My mother’s family was not wealthy by any means.  Having been the youngest and my grandmother not having ever remarried, money could be tight for the family.  My Granny would take my mother every year on the bus to Norfolk.  There they would visit the school for beauticians in training and receive free haircuts.  My Granny used this service often and my mother was the poor guinea pig of terrible hairdos.  She told me once that they cut and curled and styled their hair exactly the same and she thought it was one of the worst haircuts she had ever had.

My mother also has fond memories of becoming a Sunbeam through her church and attending camp.  They would bunk in cabins and be eaten up by mosquitoes but they were some of the best memories from her childhood.  She also was very proud as a kid for helping campaign for the city council.  She was in 6th grade and around 11 years old.  They passed out flyers and got to go to dinner when their candidate won.  That was a big deal back then, taking that many children out to a restaurant!


To say I am not a spitting image of my mother would be a lie.  I have even asked my daughter who she thought this picture was of.  She said “You Mommy.”  And I couldn’t agree more.

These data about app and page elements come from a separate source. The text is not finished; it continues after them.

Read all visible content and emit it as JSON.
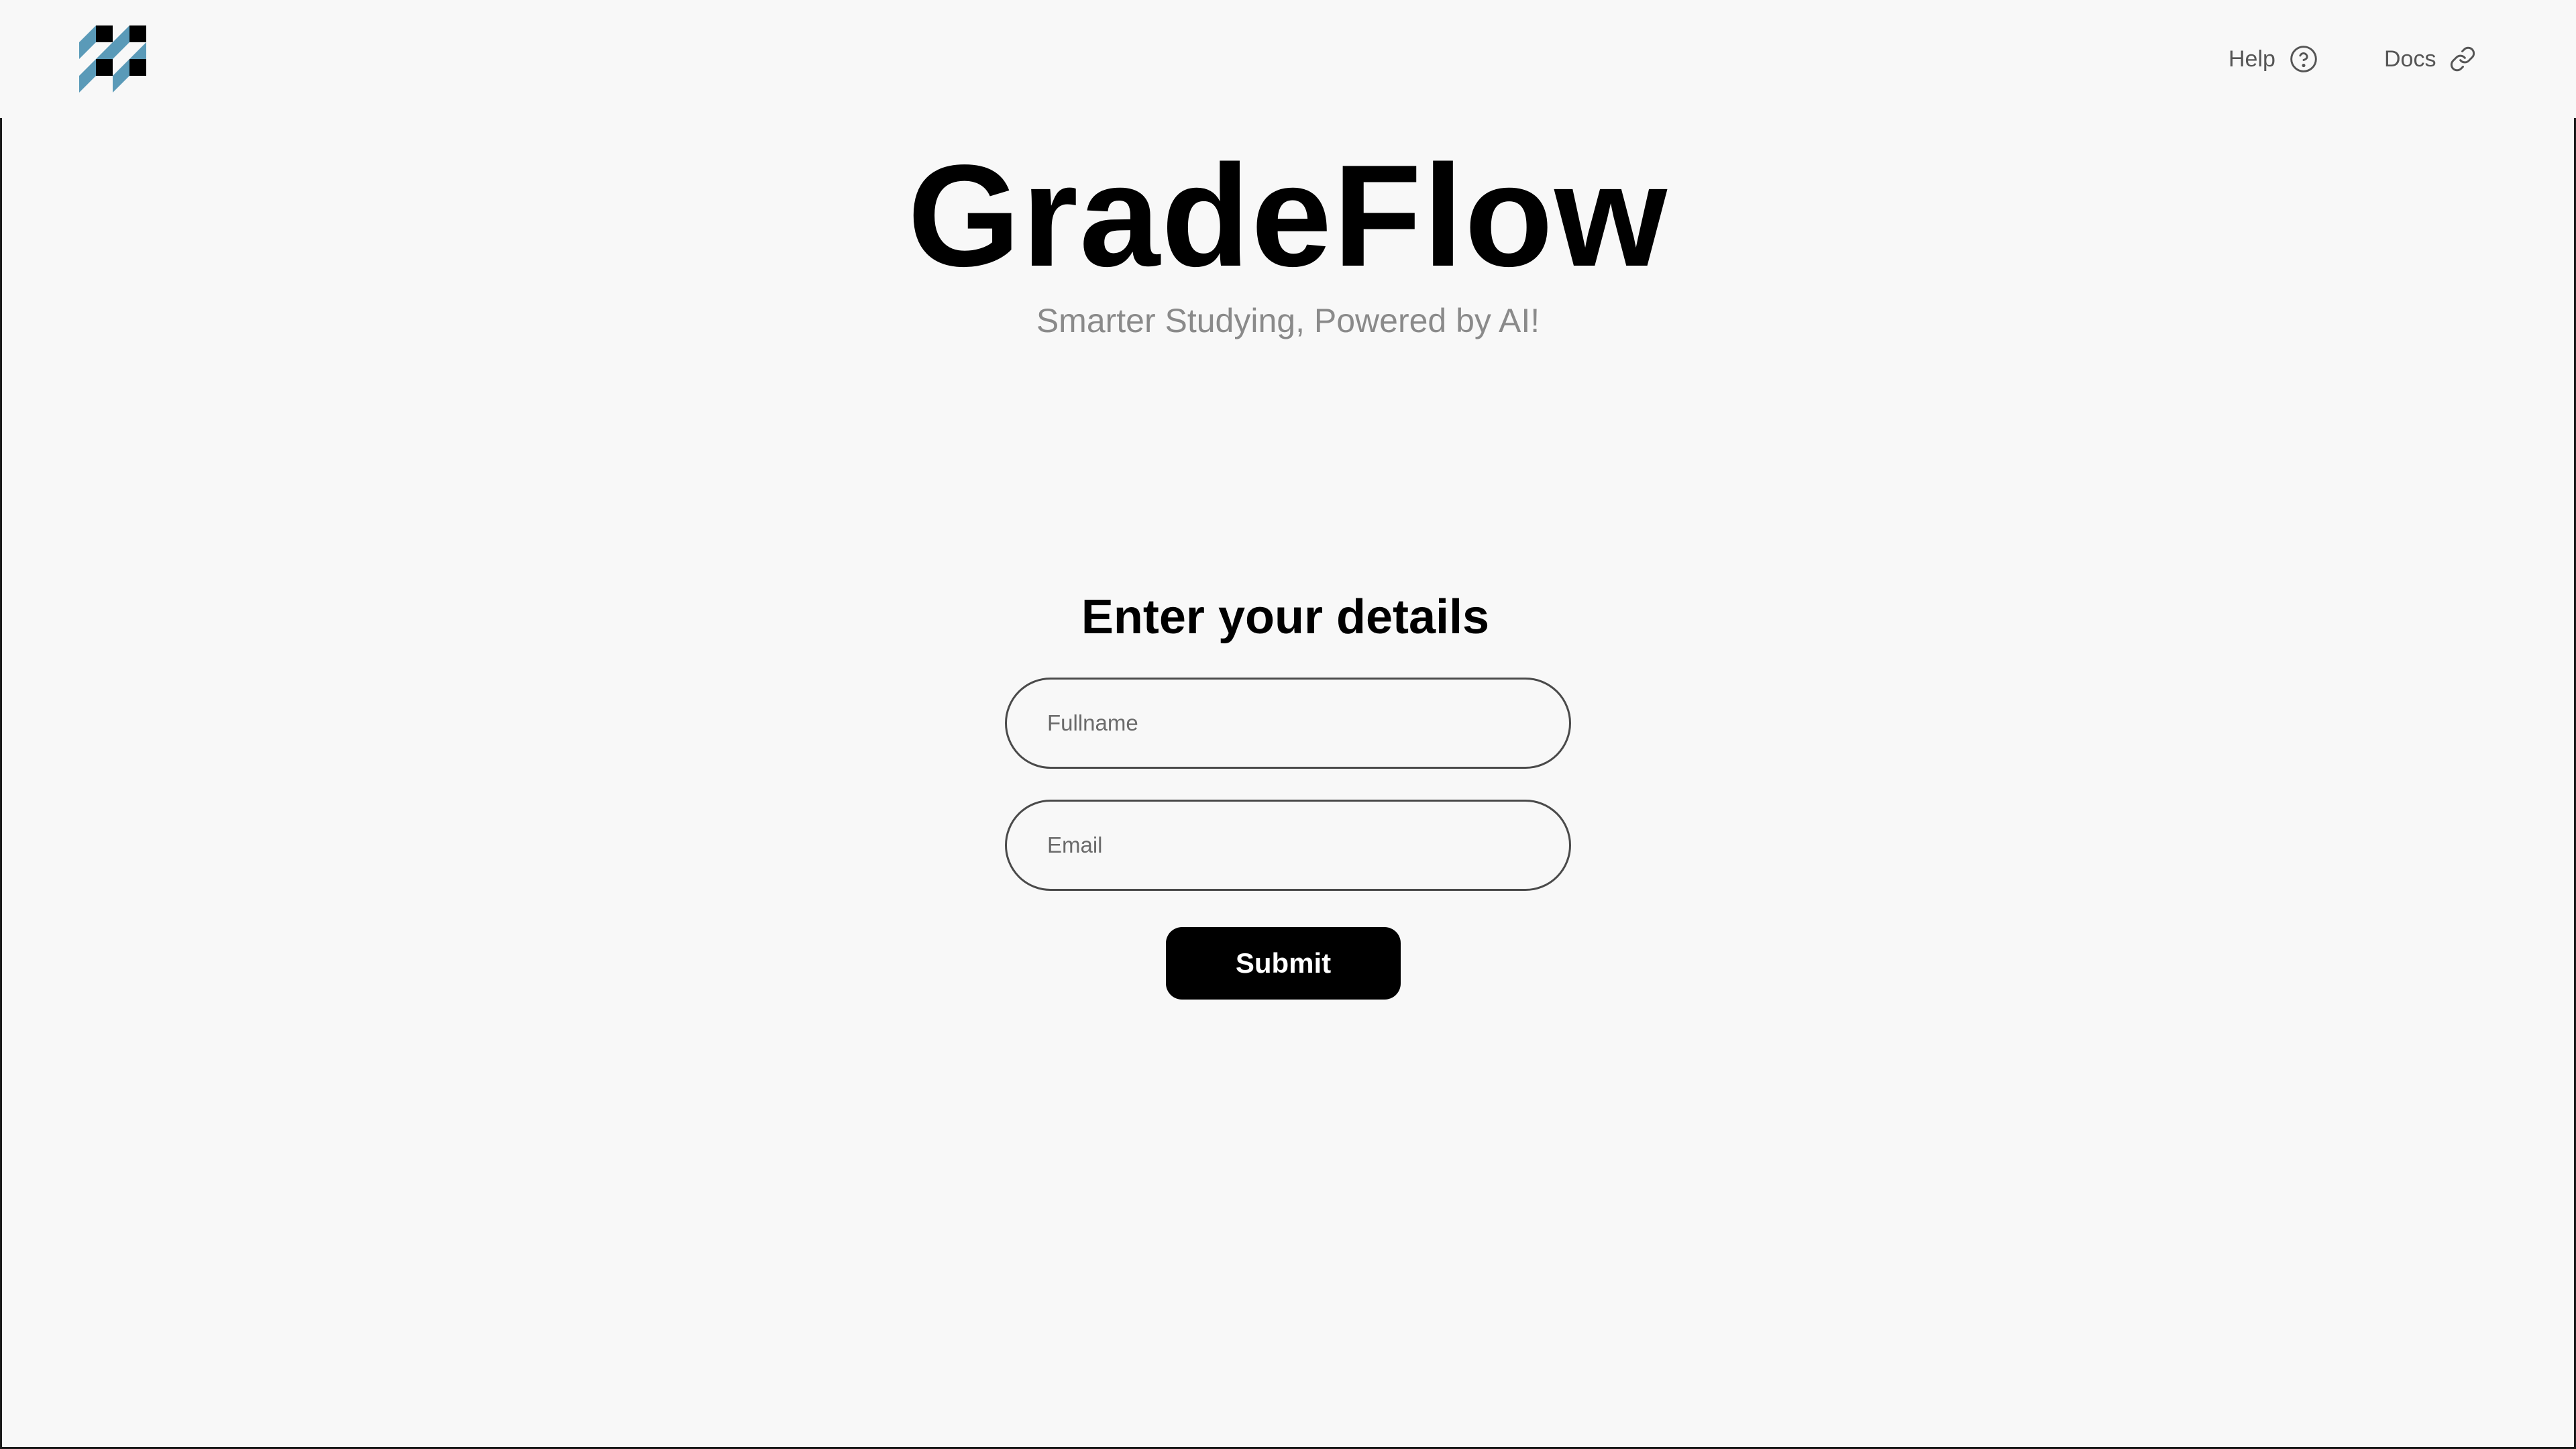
{
  "brand": {
    "logo_icon": "checkered-blocks-logo-icon",
    "accent_color": "#5a9ab8",
    "dark_color": "#000000"
  },
  "nav": {
    "help_label": "Help",
    "help_icon": "question-circle-icon",
    "docs_label": "Docs",
    "docs_icon": "link-icon"
  },
  "hero": {
    "title": "GradeFlow",
    "subtitle": "Smarter Studying, Powered by AI!"
  },
  "form": {
    "title": "Enter your details",
    "fullname_placeholder": "Fullname",
    "fullname_value": "",
    "email_placeholder": "Email",
    "email_value": "",
    "submit_label": "Submit"
  }
}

She became a teacher in 1980 and taught at private schools.  Then , in 1995 she became a special education teacher with her main focus in preschool.  One of the best moments in her teaching career was when she was able to call a parent and tell them that their daughter, who was a selective mute, was talking.  And not only just one or two words, but sentences.  It made my mother very proud of the work she was doing.   She has only recently retired to spend more time with her husband and grandchildren.

My mother and father met in college.  They both attended Tidewater Community College.

My dad explains the meeting like this…

We were both in Science class together.  Your mother was the only girl in a class of about 50 students.  I wanted to ask her out.  We attended a morning class together, so I asked her out for breakfast.  We went to Hardees.  And on our first official date…she wore these black pants; Looked like she was poured into those pants.  But she won’t like it if I mention those.

And it was happily ever after.

So, there it is.  Just the first of hopefully what will be many to come.  I hope you enjoyed this post and that you will continue to follow this blog and also follow us on instagram @mypastlifeblog.  I can’t wait to see what this miniseries will bring and also get to know the readers a little more through their own family.

Thanks for reading